Washington’s “strategic ambiguity” towards China and its breakaway territory of Taiwan seems to be more mercurial and menacing. Ironically, that mixed signalling from the US is only making China more determined to take control of Taiwan – by force if necessary.
How to best describe the behavior and attitude of the United States in foreign relations? There are several villainous genres that could apply. A mafia don who runs protection rackets is one of them. So too is the psycho boyfriend who throws a fit of rage over any perceived sign of disloyalty.
Raytheon is the 4th largest weapons contractor in the world. Recently, a former Raytheon board member and retired four star general, was appointed as the Secretary of War under the Biden Administration, further highlighting the revolving door between the Pentagon, the war industry and Congress.
NATO and various columnists employed by major U.S. newspapers and “think” tanks believe that military spending levels should be measured in comparison to nations’ financial economies. If you have more money, you should spend more money on wars and war preparations. I’m not sure if this is based on opinion polls in Afghanistan and Libya expressing gratitude for war as a public service or some other source of data less imaginary.
1. Victories that are only partial are not fictional.
When a ruler, like Biden, finally announces the end of a war, like the war on Yemen, it is as important to recognize what it does mean as what it doesn’t. It doesn’t mean the U.S. military and U.S.-made weapons will vanish from the region or be replaced by actual aid or reparations (as opposed to “lethal aid” — a product that’s usually high on people’s Christmas lists only for other people). It does not mean we’ll see U.S. support for the rule of law and the prosecution of the worst crimes on earth, or encouragement for nonviolent movements for democracy. It apparently does not mean an end to providing information to the Saudi military on whom to kill where. It apparently does not mean the immediate lifting of the blockade on Yemen.
The Empire Update for Nov. 16 covering new US weapons sales to UAE for Yemen war, accelerated Iran sanctions, Pompeo’s UN “human rights” speech, and if the firing of Secretary of Defense Mark Esper indicates an end to the Afghanistan War.
In a reckless provocation to China, the Trump administration has given notice of three major arms deals with Taiwan. The rocket launcher and missiles on offer are advanced attack systems.

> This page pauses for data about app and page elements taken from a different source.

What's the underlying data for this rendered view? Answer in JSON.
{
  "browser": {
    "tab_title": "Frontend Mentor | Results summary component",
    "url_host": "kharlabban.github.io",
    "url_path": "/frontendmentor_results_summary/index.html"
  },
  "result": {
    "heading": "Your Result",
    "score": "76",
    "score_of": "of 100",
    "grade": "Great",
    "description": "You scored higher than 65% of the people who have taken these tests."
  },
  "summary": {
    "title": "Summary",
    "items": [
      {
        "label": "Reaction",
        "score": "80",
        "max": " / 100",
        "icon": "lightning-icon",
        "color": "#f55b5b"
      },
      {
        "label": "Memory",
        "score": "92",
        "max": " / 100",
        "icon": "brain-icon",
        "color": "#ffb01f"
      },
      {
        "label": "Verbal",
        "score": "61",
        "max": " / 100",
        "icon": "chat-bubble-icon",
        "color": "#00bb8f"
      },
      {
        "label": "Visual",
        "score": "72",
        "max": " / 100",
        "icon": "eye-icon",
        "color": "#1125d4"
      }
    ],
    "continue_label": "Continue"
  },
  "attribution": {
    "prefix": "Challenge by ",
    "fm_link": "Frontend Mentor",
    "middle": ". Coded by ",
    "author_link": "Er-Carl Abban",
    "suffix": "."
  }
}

Beijing is infuriated and vows to respond.
“We’re number one!” The United States famously fails to actually lead the world in anything desirable, but it does lead the world in many things, and one of them turns out to be the poisoning of the Pacific and its islands. And by the United States, I mean the United States military.